Every line of the records that holds the word "Agents" should be copied.

Records contained in a dataset:
========================================================================

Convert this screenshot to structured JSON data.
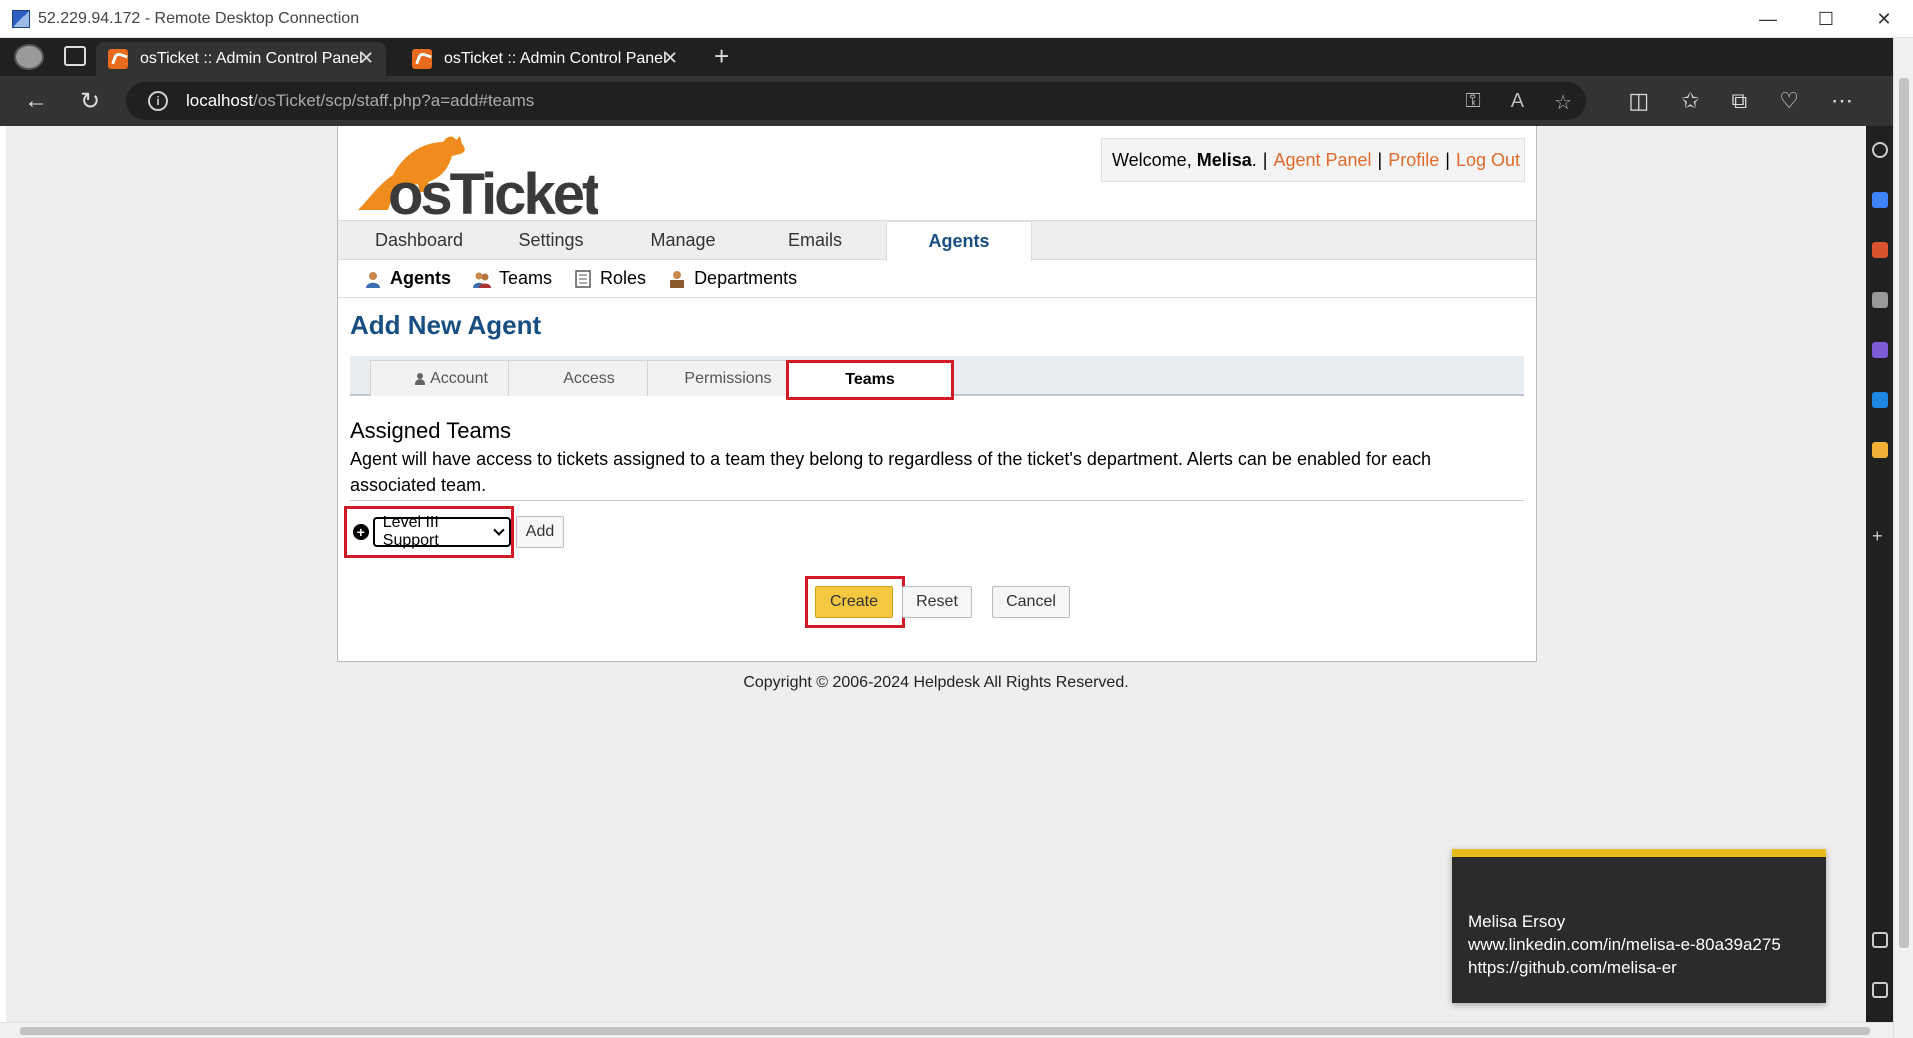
{
  "rdp": {
    "title": "52.229.94.172 - Remote Desktop Connection"
  },
  "browser": {
    "tabs": [
      {
        "title": "osTicket :: Admin Control Panel"
      },
      {
        "title": "osTicket :: Admin Control Panel"
      }
    ],
    "url_host": "localhost",
    "url_path": "/osTicket/scp/staff.php?a=add#teams"
  },
  "header": {
    "welcome_prefix": "Welcome, ",
    "user_name": "Melisa",
    "welcome_suffix": ".",
    "links": [
      "Agent Panel",
      "Profile",
      "Log Out"
    ],
    "separator": "|"
  },
  "nav": {
    "items": [
      "Dashboard",
      "Settings",
      "Manage",
      "Emails",
      "Agents"
    ],
    "active": "Agents"
  },
  "subnav": {
    "items": [
      "Agents",
      "Teams",
      "Roles",
      "Departments"
    ],
    "active": "Agents"
  },
  "page": {
    "title": "Add New Agent",
    "tabs": [
      "Account",
      "Access",
      "Permissions",
      "Teams"
    ],
    "active_tab": "Teams",
    "section_title": "Assigned Teams",
    "section_desc": "Agent will have access to tickets assigned to a team they belong to regardless of the ticket's department. Alerts can be enabled for each associated team.",
    "team_select_value": "Level III Support",
    "add_label": "Add",
    "create_label": "Create",
    "reset_label": "Reset",
    "cancel_label": "Cancel"
  },
  "footer": {
    "copyright": "Copyright © 2006-2024 Helpdesk All Rights Reserved."
  },
  "overlay": {
    "lines": [
      "Melisa Ersoy",
      "www.linkedin.com/in/melisa-e-80a39a275",
      "https://github.com/melisa-er"
    ]
  },
  "colors": {
    "brand": "#184e81",
    "link": "#e06a2c",
    "highlight": "#d11a26",
    "create": "#f5c842"
  },
  "logo_text": "osTicket"
}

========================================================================

Task output:
      "Agents"
    "active": "Agents"
      "Agents",
    "active": "Agents"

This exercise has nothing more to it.